[App and web page records]
★ ★ ★ ★ ★

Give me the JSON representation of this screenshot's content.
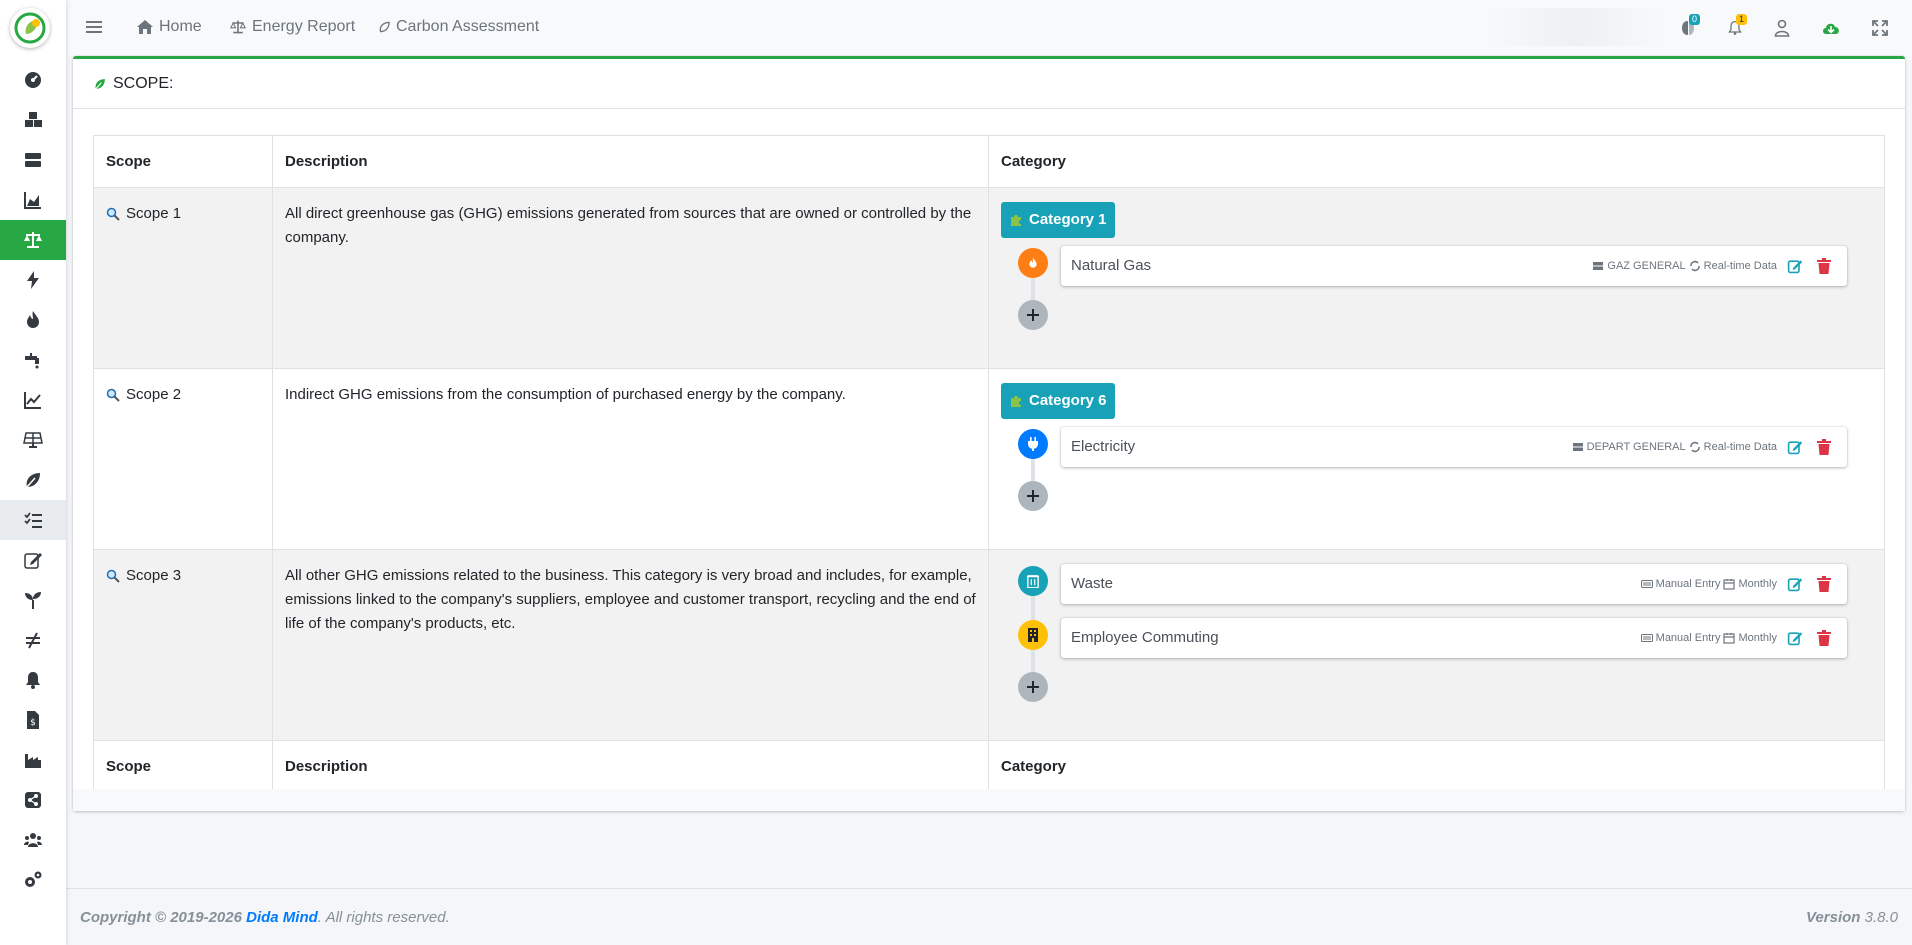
{
  "nav": {
    "home": "Home",
    "energy_report": "Energy Report",
    "carbon_assessment": "Carbon Assessment",
    "badge_messages": "0",
    "badge_notifications": "1"
  },
  "card": {
    "title": "SCOPE:"
  },
  "table": {
    "headers": {
      "scope": "Scope",
      "description": "Description",
      "category": "Category"
    },
    "rows": [
      {
        "scope": "Scope 1",
        "description": "All direct greenhouse gas (GHG) emissions generated from sources that are owned or controlled by the company.",
        "category": "Category 1",
        "items": [
          {
            "name": "Natural Gas",
            "source": "GAZ GENERAL",
            "mode": "Real-time Data",
            "icon": "fire-icon",
            "color": "#fd7e14"
          }
        ]
      },
      {
        "scope": "Scope 2",
        "description": "Indirect GHG emissions from the consumption of purchased energy by the company.",
        "category": "Category 6",
        "items": [
          {
            "name": "Electricity",
            "source": "DEPART GENERAL",
            "mode": "Real-time Data",
            "icon": "plug-icon",
            "color": "#007bff"
          }
        ]
      },
      {
        "scope": "Scope 3",
        "description": "All other GHG emissions related to the business. This category is very broad and includes, for example, emissions linked to the company's suppliers, employee and customer transport, recycling and the end of life of the company's products, etc.",
        "items": [
          {
            "name": "Waste",
            "source": "Manual Entry",
            "mode": "Monthly",
            "icon": "trash-icon",
            "color": "#17a2b8"
          },
          {
            "name": "Employee Commuting",
            "source": "Manual Entry",
            "mode": "Monthly",
            "icon": "building-icon",
            "color": "#ffc107"
          }
        ]
      }
    ]
  },
  "footer": {
    "copyright": "Copyright © 2019-2026",
    "brand": "Dida Mind",
    "rights": ". All rights reserved.",
    "version_label": "Version",
    "version": "3.8.0"
  },
  "colors": {
    "accent": "#28a745",
    "info": "#17a2b8",
    "danger": "#dc3545"
  }
}
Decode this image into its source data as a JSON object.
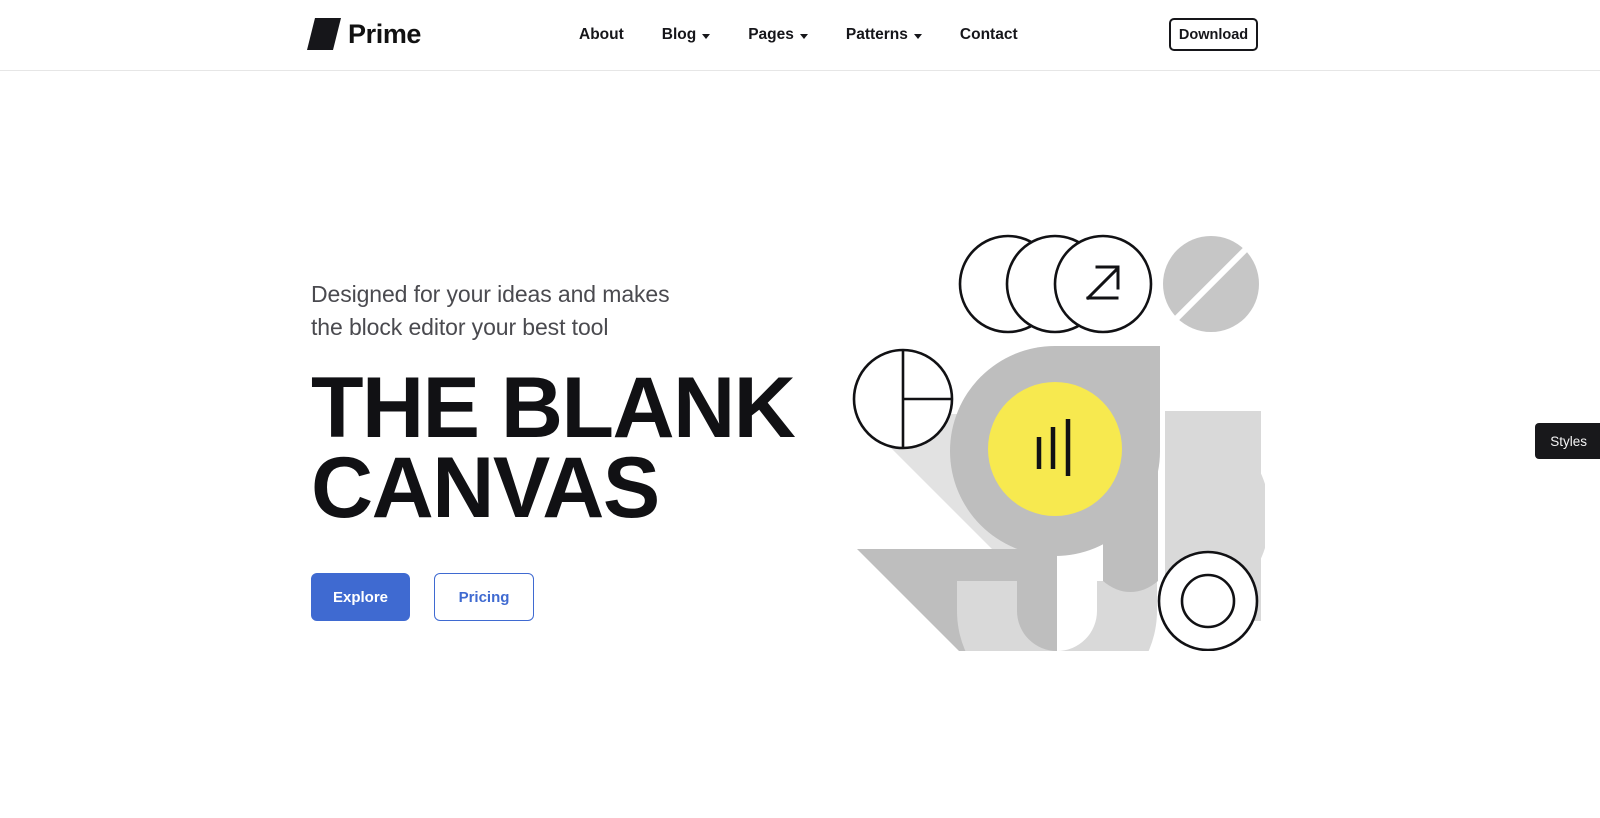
{
  "header": {
    "brand": {
      "name": "Prime",
      "mark_color": "#16161a"
    },
    "nav": [
      {
        "label": "About",
        "has_dropdown": false
      },
      {
        "label": "Blog",
        "has_dropdown": true
      },
      {
        "label": "Pages",
        "has_dropdown": true
      },
      {
        "label": "Patterns",
        "has_dropdown": true
      },
      {
        "label": "Contact",
        "has_dropdown": false
      }
    ],
    "download_label": "Download"
  },
  "hero": {
    "subtitle_line1": "Designed for your ideas and makes",
    "subtitle_line2": "the block editor your best tool",
    "title_line1": "THE BLANK",
    "title_line2": "CANVAS",
    "primary_button": "Explore",
    "secondary_button": "Pricing"
  },
  "editor": {
    "styles_tab_label": "Styles"
  },
  "colors": {
    "accent_blue": "#3f6ad1",
    "ink": "#111114",
    "yellow": "#f6e košice",
    "highlight_yellow": "#f7e94f",
    "gray_medium": "#bebebe",
    "gray_light": "#d9d9d9",
    "gray_lighter": "#e2e2e2",
    "black": "#16161a"
  },
  "illustration": {
    "shapes": [
      "overlapping-circles-outline",
      "arrow-up-right-icon",
      "diagonal-split-circle",
      "quarter-divided-circle",
      "rounded-square-blob",
      "yellow-circle-bar-chart",
      "half-circle-right",
      "triangle-light",
      "triangle-dark",
      "u-arc-shape",
      "concentric-rings"
    ]
  }
}
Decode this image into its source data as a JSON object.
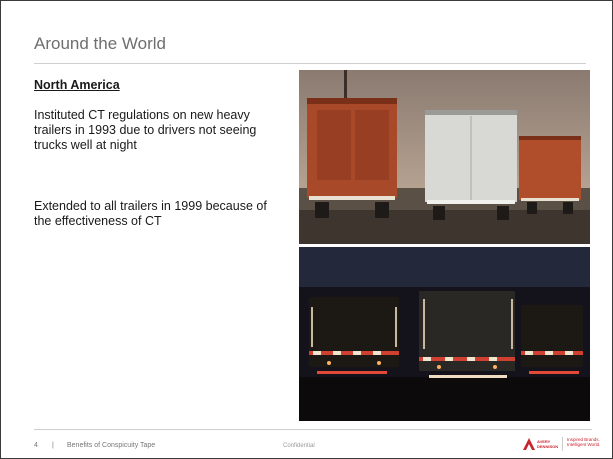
{
  "slide": {
    "title": "Around the World",
    "heading": "North America",
    "paragraphs": [
      "Instituted CT regulations on new heavy trailers in 1993 due to drivers not seeing trucks well at night",
      "Extended to all trailers in 1999 because of the effectiveness of CT"
    ]
  },
  "footer": {
    "page_number": "4",
    "separator": "|",
    "title": "Benefits of Conspicuity Tape",
    "confidential": "Confidential",
    "logo_text": "AVERY DENNISON",
    "tagline": "Inspired Brands. Intelligent World."
  },
  "colors": {
    "accent_red": "#c8262f",
    "title_gray": "#6e6e6e"
  }
}
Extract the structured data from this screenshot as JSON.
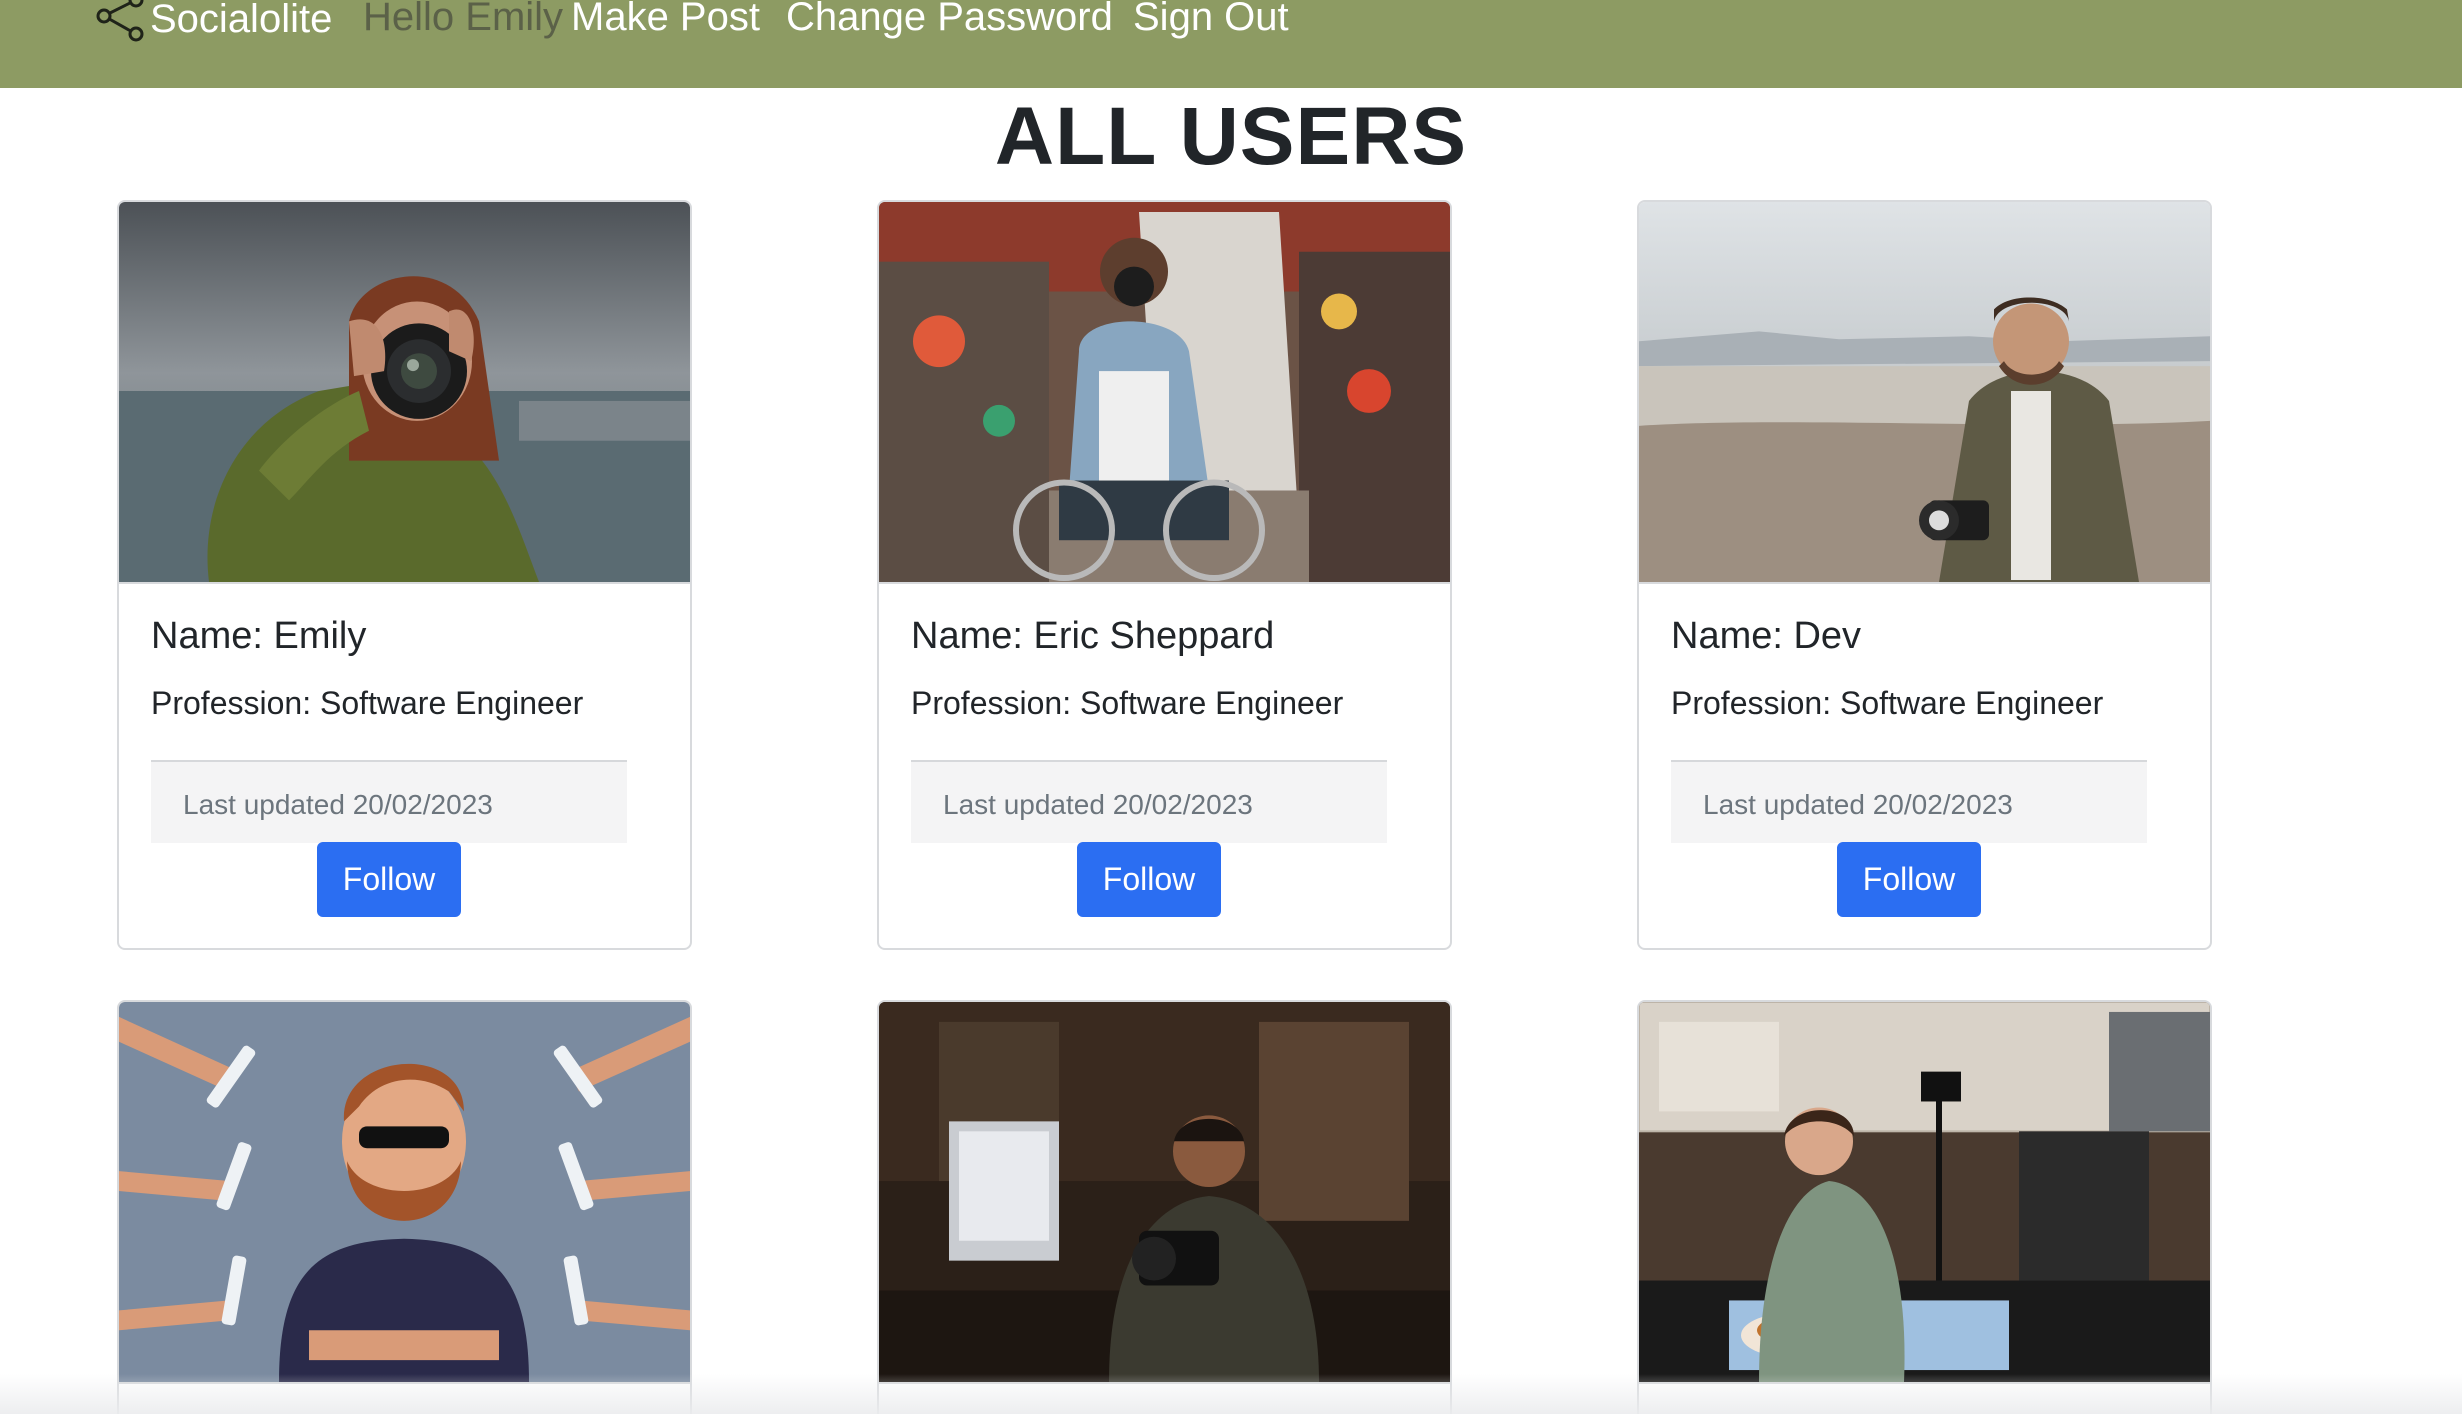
{
  "nav": {
    "brand": "Socialolite",
    "greeting": "Hello Emily",
    "make_post": "Make Post",
    "change_password": "Change Password",
    "sign_out": "Sign Out",
    "brand_icon": "share-nodes-icon",
    "bar_color": "#8d9b63"
  },
  "heading": "ALL USERS",
  "users": [
    {
      "name": "Name: Emily",
      "profession": "Profession: Software Engineer",
      "updated": "Last updated 20/02/2023",
      "button": "Follow",
      "image": "woman-with-camera-photo"
    },
    {
      "name": "Name: Eric Sheppard",
      "profession": "Profession: Software Engineer",
      "updated": "Last updated 20/02/2023",
      "button": "Follow",
      "image": "photographer-in-wheelchair-photo"
    },
    {
      "name": "Name: Dev",
      "profession": "Profession: Software Engineer",
      "updated": "Last updated 20/02/2023",
      "button": "Follow",
      "image": "man-with-camera-on-beach-photo"
    },
    {
      "image": "cartoon-bearded-man-with-phones-illustration"
    },
    {
      "image": "photographer-at-computer-photo"
    },
    {
      "image": "woman-food-photography-studio-photo"
    }
  ],
  "colors": {
    "button": "#2b6ef2",
    "footer_bg": "#f4f4f5",
    "muted_text": "#6c757d"
  }
}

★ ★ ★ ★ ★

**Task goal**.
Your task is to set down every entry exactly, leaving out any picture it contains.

**Response for this exercise**.
Give me the JSON representation of this screenshot's content.
{
  "nav": {
    "home": "Home",
    "energy_report": "Energy Report",
    "carbon_assessment": "Carbon Assessment",
    "badge_messages": "0",
    "badge_notifications": "1"
  },
  "card": {
    "title": "SCOPE:"
  },
  "table": {
    "headers": {
      "scope": "Scope",
      "description": "Description",
      "category": "Category"
    },
    "rows": [
      {
        "scope": "Scope 1",
        "description": "All direct greenhouse gas (GHG) emissions generated from sources that are owned or controlled by the company.",
        "category": "Category 1",
        "items": [
          {
            "name": "Natural Gas",
            "source": "GAZ GENERAL",
            "mode": "Real-time Data",
            "icon": "fire-icon",
            "color": "#fd7e14"
          }
        ]
      },
      {
        "scope": "Scope 2",
        "description": "Indirect GHG emissions from the consumption of purchased energy by the company.",
        "category": "Category 6",
        "items": [
          {
            "name": "Electricity",
            "source": "DEPART GENERAL",
            "mode": "Real-time Data",
            "icon": "plug-icon",
            "color": "#007bff"
          }
        ]
      },
      {
        "scope": "Scope 3",
        "description": "All other GHG emissions related to the business. This category is very broad and includes, for example, emissions linked to the company's suppliers, employee and customer transport, recycling and the end of life of the company's products, etc.",
        "items": [
          {
            "name": "Waste",
            "source": "Manual Entry",
            "mode": "Monthly",
            "icon": "trash-icon",
            "color": "#17a2b8"
          },
          {
            "name": "Employee Commuting",
            "source": "Manual Entry",
            "mode": "Monthly",
            "icon": "building-icon",
            "color": "#ffc107"
          }
        ]
      }
    ]
  },
  "footer": {
    "copyright": "Copyright © 2019-2026",
    "brand": "Dida Mind",
    "rights": ". All rights reserved.",
    "version_label": "Version",
    "version": "3.8.0"
  },
  "colors": {
    "accent": "#28a745",
    "info": "#17a2b8",
    "danger": "#dc3545"
  }
}
Decode this image into its source data as a JSON object.
{
  "header": {
    "brand": {
      "name": "Prime",
      "mark_color": "#16161a"
    },
    "nav": [
      {
        "label": "About",
        "has_dropdown": false
      },
      {
        "label": "Blog",
        "has_dropdown": true
      },
      {
        "label": "Pages",
        "has_dropdown": true
      },
      {
        "label": "Patterns",
        "has_dropdown": true
      },
      {
        "label": "Contact",
        "has_dropdown": false
      }
    ],
    "download_label": "Download"
  },
  "hero": {
    "subtitle_line1": "Designed for your ideas and makes",
    "subtitle_line2": "the block editor your best tool",
    "title_line1": "THE BLANK",
    "title_line2": "CANVAS",
    "primary_button": "Explore",
    "secondary_button": "Pricing"
  },
  "editor": {
    "styles_tab_label": "Styles"
  },
  "colors": {
    "accent_blue": "#3f6ad1",
    "ink": "#111114",
    "yellow": "#f6e košice",
    "highlight_yellow": "#f7e94f",
    "gray_medium": "#bebebe",
    "gray_light": "#d9d9d9",
    "gray_lighter": "#e2e2e2",
    "black": "#16161a"
  },
  "illustration": {
    "shapes": [
      "overlapping-circles-outline",
      "arrow-up-right-icon",
      "diagonal-split-circle",
      "quarter-divided-circle",
      "rounded-square-blob",
      "yellow-circle-bar-chart",
      "half-circle-right",
      "triangle-light",
      "triangle-dark",
      "u-arc-shape",
      "concentric-rings"
    ]
  }
}
Decode this image into its source data as a JSON object.
{
  "slide": {
    "title": "Around the World",
    "heading": "North America",
    "paragraphs": [
      "Instituted CT regulations on new heavy trailers in 1993 due to drivers not seeing trucks well at night",
      "Extended to all trailers in 1999 because of the effectiveness of CT"
    ]
  },
  "footer": {
    "page_number": "4",
    "separator": "|",
    "title": "Benefits of Conspicuity Tape",
    "confidential": "Confidential",
    "logo_text": "AVERY DENNISON",
    "tagline": "Inspired Brands. Intelligent World."
  },
  "colors": {
    "accent_red": "#c8262f",
    "title_gray": "#6e6e6e"
  }
}
Extract the structured data from this screenshot as JSON.
{
  "nav": {
    "brand": "Socialolite",
    "greeting": "Hello Emily",
    "make_post": "Make Post",
    "change_password": "Change Password",
    "sign_out": "Sign Out",
    "brand_icon": "share-nodes-icon",
    "bar_color": "#8d9b63"
  },
  "heading": "ALL USERS",
  "users": [
    {
      "name": "Name: Emily",
      "profession": "Profession: Software Engineer",
      "updated": "Last updated 20/02/2023",
      "button": "Follow",
      "image": "woman-with-camera-photo"
    },
    {
      "name": "Name: Eric Sheppard",
      "profession": "Profession: Software Engineer",
      "updated": "Last updated 20/02/2023",
      "button": "Follow",
      "image": "photographer-in-wheelchair-photo"
    },
    {
      "name": "Name: Dev",
      "profession": "Profession: Software Engineer",
      "updated": "Last updated 20/02/2023",
      "button": "Follow",
      "image": "man-with-camera-on-beach-photo"
    },
    {
      "image": "cartoon-bearded-man-with-phones-illustration"
    },
    {
      "image": "photographer-at-computer-photo"
    },
    {
      "image": "woman-food-photography-studio-photo"
    }
  ],
  "colors": {
    "button": "#2b6ef2",
    "footer_bg": "#f4f4f5",
    "muted_text": "#6c757d"
  }
}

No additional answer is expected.